§ **Work item**: Set down every entry once more, character for character.
◇ ◇ ◇ ◇ ◇
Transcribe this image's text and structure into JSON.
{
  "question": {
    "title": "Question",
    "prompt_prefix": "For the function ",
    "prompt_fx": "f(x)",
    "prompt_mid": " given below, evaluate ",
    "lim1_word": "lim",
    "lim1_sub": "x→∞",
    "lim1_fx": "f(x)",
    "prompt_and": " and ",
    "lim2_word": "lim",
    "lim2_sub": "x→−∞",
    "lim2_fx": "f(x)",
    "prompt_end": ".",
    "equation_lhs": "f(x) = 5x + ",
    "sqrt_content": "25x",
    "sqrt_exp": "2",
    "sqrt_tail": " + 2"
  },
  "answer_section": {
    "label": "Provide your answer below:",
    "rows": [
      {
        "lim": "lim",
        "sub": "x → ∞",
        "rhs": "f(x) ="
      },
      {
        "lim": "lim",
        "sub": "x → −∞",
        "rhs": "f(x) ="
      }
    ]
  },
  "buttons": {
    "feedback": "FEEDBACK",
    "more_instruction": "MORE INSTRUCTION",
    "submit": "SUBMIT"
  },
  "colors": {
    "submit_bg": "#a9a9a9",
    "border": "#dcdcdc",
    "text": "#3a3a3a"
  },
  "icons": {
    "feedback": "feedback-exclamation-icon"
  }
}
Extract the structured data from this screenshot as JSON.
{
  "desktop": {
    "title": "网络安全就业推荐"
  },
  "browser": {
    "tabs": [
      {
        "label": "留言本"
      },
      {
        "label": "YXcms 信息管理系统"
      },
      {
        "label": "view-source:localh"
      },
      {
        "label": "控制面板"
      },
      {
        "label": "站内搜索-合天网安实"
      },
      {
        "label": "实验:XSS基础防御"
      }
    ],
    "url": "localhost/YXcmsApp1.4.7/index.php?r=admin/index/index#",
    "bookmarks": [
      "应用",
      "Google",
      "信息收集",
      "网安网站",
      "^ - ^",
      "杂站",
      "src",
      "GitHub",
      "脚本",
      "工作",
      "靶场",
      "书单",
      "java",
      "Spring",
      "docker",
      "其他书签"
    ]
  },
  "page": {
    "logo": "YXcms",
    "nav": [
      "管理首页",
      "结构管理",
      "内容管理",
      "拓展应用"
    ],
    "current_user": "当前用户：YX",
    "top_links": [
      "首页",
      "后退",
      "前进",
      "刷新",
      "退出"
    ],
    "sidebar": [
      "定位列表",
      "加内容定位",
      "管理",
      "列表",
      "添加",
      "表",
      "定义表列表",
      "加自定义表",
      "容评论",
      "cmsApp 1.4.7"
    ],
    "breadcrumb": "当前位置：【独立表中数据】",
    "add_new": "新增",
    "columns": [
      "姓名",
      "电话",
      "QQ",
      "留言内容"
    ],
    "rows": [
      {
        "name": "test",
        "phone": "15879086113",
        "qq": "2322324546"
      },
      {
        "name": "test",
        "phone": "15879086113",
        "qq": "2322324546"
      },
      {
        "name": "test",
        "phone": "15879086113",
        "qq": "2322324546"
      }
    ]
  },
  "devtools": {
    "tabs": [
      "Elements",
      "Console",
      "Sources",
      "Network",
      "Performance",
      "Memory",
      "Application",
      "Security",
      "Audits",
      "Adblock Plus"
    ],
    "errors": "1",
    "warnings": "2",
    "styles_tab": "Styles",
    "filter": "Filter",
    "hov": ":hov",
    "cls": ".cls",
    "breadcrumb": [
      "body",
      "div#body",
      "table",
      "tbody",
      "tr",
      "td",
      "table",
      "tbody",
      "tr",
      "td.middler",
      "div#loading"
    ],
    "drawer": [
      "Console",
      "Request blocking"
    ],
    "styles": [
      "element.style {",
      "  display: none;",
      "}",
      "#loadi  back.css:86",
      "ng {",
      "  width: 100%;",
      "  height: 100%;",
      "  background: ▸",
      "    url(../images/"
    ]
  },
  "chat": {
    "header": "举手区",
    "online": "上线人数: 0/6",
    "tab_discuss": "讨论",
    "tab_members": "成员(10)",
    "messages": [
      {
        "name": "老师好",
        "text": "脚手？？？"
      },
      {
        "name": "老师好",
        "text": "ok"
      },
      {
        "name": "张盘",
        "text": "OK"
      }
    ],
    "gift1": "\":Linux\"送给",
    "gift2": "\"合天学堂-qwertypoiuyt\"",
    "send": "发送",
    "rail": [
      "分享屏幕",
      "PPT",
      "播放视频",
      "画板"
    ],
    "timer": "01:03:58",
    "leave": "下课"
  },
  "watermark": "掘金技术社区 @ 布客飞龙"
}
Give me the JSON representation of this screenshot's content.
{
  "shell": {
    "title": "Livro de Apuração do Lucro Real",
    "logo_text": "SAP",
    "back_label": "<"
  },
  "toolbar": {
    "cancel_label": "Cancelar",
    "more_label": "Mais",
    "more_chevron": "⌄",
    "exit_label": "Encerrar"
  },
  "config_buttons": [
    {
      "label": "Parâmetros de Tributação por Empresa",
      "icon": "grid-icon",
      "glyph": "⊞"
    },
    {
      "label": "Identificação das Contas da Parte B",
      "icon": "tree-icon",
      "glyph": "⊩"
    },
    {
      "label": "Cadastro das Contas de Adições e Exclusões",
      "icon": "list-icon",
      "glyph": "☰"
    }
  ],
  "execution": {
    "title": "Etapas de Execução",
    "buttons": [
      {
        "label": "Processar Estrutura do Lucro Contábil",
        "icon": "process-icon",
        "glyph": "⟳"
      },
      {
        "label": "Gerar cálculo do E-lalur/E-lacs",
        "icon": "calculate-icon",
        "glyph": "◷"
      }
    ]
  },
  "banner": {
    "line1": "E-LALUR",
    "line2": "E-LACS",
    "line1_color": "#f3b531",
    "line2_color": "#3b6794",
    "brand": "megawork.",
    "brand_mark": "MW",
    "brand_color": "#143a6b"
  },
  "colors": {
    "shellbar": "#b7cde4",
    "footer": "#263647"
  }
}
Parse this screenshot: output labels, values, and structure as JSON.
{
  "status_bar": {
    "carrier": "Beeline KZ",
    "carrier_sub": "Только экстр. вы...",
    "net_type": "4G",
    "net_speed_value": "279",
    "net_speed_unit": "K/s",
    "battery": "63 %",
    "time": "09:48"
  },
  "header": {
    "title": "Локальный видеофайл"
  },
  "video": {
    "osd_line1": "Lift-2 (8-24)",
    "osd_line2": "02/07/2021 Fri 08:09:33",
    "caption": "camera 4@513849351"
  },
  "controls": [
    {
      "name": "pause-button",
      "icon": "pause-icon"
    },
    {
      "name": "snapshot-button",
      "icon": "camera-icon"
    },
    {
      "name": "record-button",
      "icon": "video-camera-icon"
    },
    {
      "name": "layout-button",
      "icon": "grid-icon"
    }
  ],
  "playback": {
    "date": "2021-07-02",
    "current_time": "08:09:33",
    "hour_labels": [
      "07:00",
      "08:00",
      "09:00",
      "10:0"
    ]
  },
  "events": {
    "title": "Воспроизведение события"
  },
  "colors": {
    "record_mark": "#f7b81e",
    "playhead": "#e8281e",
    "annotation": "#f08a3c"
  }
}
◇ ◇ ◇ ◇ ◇
§ **Response to the exercise**:
Transcribe this image's text and structure into JSON.
{
  "question": {
    "title": "Question",
    "prompt_prefix": "For the function ",
    "prompt_fx": "f(x)",
    "prompt_mid": " given below, evaluate ",
    "lim1_word": "lim",
    "lim1_sub": "x→∞",
    "lim1_fx": "f(x)",
    "prompt_and": " and ",
    "lim2_word": "lim",
    "lim2_sub": "x→−∞",
    "lim2_fx": "f(x)",
    "prompt_end": ".",
    "equation_lhs": "f(x) = 5x + ",
    "sqrt_content": "25x",
    "sqrt_exp": "2",
    "sqrt_tail": " + 2"
  },
  "answer_section": {
    "label": "Provide your answer below:",
    "rows": [
      {
        "lim": "lim",
        "sub": "x → ∞",
        "rhs": "f(x) ="
      },
      {
        "lim": "lim",
        "sub": "x → −∞",
        "rhs": "f(x) ="
      }
    ]
  },
  "buttons": {
    "feedback": "FEEDBACK",
    "more_instruction": "MORE INSTRUCTION",
    "submit": "SUBMIT"
  },
  "colors": {
    "submit_bg": "#a9a9a9",
    "border": "#dcdcdc",
    "text": "#3a3a3a"
  },
  "icons": {
    "feedback": "feedback-exclamation-icon"
  }
}
Extract the structured data from this screenshot as JSON.
{
  "desktop": {
    "title": "网络安全就业推荐"
  },
  "browser": {
    "tabs": [
      {
        "label": "留言本"
      },
      {
        "label": "YXcms 信息管理系统"
      },
      {
        "label": "view-source:localh"
      },
      {
        "label": "控制面板"
      },
      {
        "label": "站内搜索-合天网安实"
      },
      {
        "label": "实验:XSS基础防御"
      }
    ],
    "url": "localhost/YXcmsApp1.4.7/index.php?r=admin/index/index#",
    "bookmarks": [
      "应用",
      "Google",
      "信息收集",
      "网安网站",
      "^ - ^",
      "杂站",
      "src",
      "GitHub",
      "脚本",
      "工作",
      "靶场",
      "书单",
      "java",
      "Spring",
      "docker",
      "其他书签"
    ]
  },
  "page": {
    "logo": "YXcms",
    "nav": [
      "管理首页",
      "结构管理",
      "内容管理",
      "拓展应用"
    ],
    "current_user": "当前用户：YX",
    "top_links": [
      "首页",
      "后退",
      "前进",
      "刷新",
      "退出"
    ],
    "sidebar": [
      "定位列表",
      "加内容定位",
      "管理",
      "列表",
      "添加",
      "表",
      "定义表列表",
      "加自定义表",
      "容评论",
      "cmsApp 1.4.7"
    ],
    "breadcrumb": "当前位置：【独立表中数据】",
    "add_new": "新增",
    "columns": [
      "姓名",
      "电话",
      "QQ",
      "留言内容"
    ],
    "rows": [
      {
        "name": "test",
        "phone": "15879086113",
        "qq": "2322324546"
      },
      {
        "name": "test",
        "phone": "15879086113",
        "qq": "2322324546"
      },
      {
        "name": "test",
        "phone": "15879086113",
        "qq": "2322324546"
      }
    ]
  },
  "devtools": {
    "tabs": [
      "Elements",
      "Console",
      "Sources",
      "Network",
      "Performance",
      "Memory",
      "Application",
      "Security",
      "Audits",
      "Adblock Plus"
    ],
    "errors": "1",
    "warnings": "2",
    "styles_tab": "Styles",
    "filter": "Filter",
    "hov": ":hov",
    "cls": ".cls",
    "breadcrumb": [
      "body",
      "div#body",
      "table",
      "tbody",
      "tr",
      "td",
      "table",
      "tbody",
      "tr",
      "td.middler",
      "div#loading"
    ],
    "drawer": [
      "Console",
      "Request blocking"
    ],
    "styles": [
      "element.style {",
      "  display: none;",
      "}",
      "#loadi  back.css:86",
      "ng {",
      "  width: 100%;",
      "  height: 100%;",
      "  background: ▸",
      "    url(../images/"
    ]
  },
  "chat": {
    "header": "举手区",
    "online": "上线人数: 0/6",
    "tab_discuss": "讨论",
    "tab_members": "成员(10)",
    "messages": [
      {
        "name": "老师好",
        "text": "脚手？？？"
      },
      {
        "name": "老师好",
        "text": "ok"
      },
      {
        "name": "张盘",
        "text": "OK"
      }
    ],
    "gift1": "\":Linux\"送给",
    "gift2": "\"合天学堂-qwertypoiuyt\"",
    "send": "发送",
    "rail": [
      "分享屏幕",
      "PPT",
      "播放视频",
      "画板"
    ],
    "timer": "01:03:58",
    "leave": "下课"
  },
  "watermark": "掘金技术社区 @ 布客飞龙"
}
Give me the JSON representation of this screenshot's content.
{
  "shell": {
    "title": "Livro de Apuração do Lucro Real",
    "logo_text": "SAP",
    "back_label": "<"
  },
  "toolbar": {
    "cancel_label": "Cancelar",
    "more_label": "Mais",
    "more_chevron": "⌄",
    "exit_label": "Encerrar"
  },
  "config_buttons": [
    {
      "label": "Parâmetros de Tributação por Empresa",
      "icon": "grid-icon",
      "glyph": "⊞"
    },
    {
      "label": "Identificação das Contas da Parte B",
      "icon": "tree-icon",
      "glyph": "⊩"
    },
    {
      "label": "Cadastro das Contas de Adições e Exclusões",
      "icon": "list-icon",
      "glyph": "☰"
    }
  ],
  "execution": {
    "title": "Etapas de Execução",
    "buttons": [
      {
        "label": "Processar Estrutura do Lucro Contábil",
        "icon": "process-icon",
        "glyph": "⟳"
      },
      {
        "label": "Gerar cálculo do E-lalur/E-lacs",
        "icon": "calculate-icon",
        "glyph": "◷"
      }
    ]
  },
  "banner": {
    "line1": "E-LALUR",
    "line2": "E-LACS",
    "line1_color": "#f3b531",
    "line2_color": "#3b6794",
    "brand": "megawork.",
    "brand_mark": "MW",
    "brand_color": "#143a6b"
  },
  "colors": {
    "shellbar": "#b7cde4",
    "footer": "#263647"
  }
}
Parse this screenshot: output labels, values, and structure as JSON.
{
  "status_bar": {
    "carrier": "Beeline KZ",
    "carrier_sub": "Только экстр. вы...",
    "net_type": "4G",
    "net_speed_value": "279",
    "net_speed_unit": "K/s",
    "battery": "63 %",
    "time": "09:48"
  },
  "header": {
    "title": "Локальный видеофайл"
  },
  "video": {
    "osd_line1": "Lift-2 (8-24)",
    "osd_line2": "02/07/2021 Fri 08:09:33",
    "caption": "camera 4@513849351"
  },
  "controls": [
    {
      "name": "pause-button",
      "icon": "pause-icon"
    },
    {
      "name": "snapshot-button",
      "icon": "camera-icon"
    },
    {
      "name": "record-button",
      "icon": "video-camera-icon"
    },
    {
      "name": "layout-button",
      "icon": "grid-icon"
    }
  ],
  "playback": {
    "date": "2021-07-02",
    "current_time": "08:09:33",
    "hour_labels": [
      "07:00",
      "08:00",
      "09:00",
      "10:0"
    ]
  },
  "events": {
    "title": "Воспроизведение события"
  },
  "colors": {
    "record_mark": "#f7b81e",
    "playhead": "#e8281e",
    "annotation": "#f08a3c"
  }
}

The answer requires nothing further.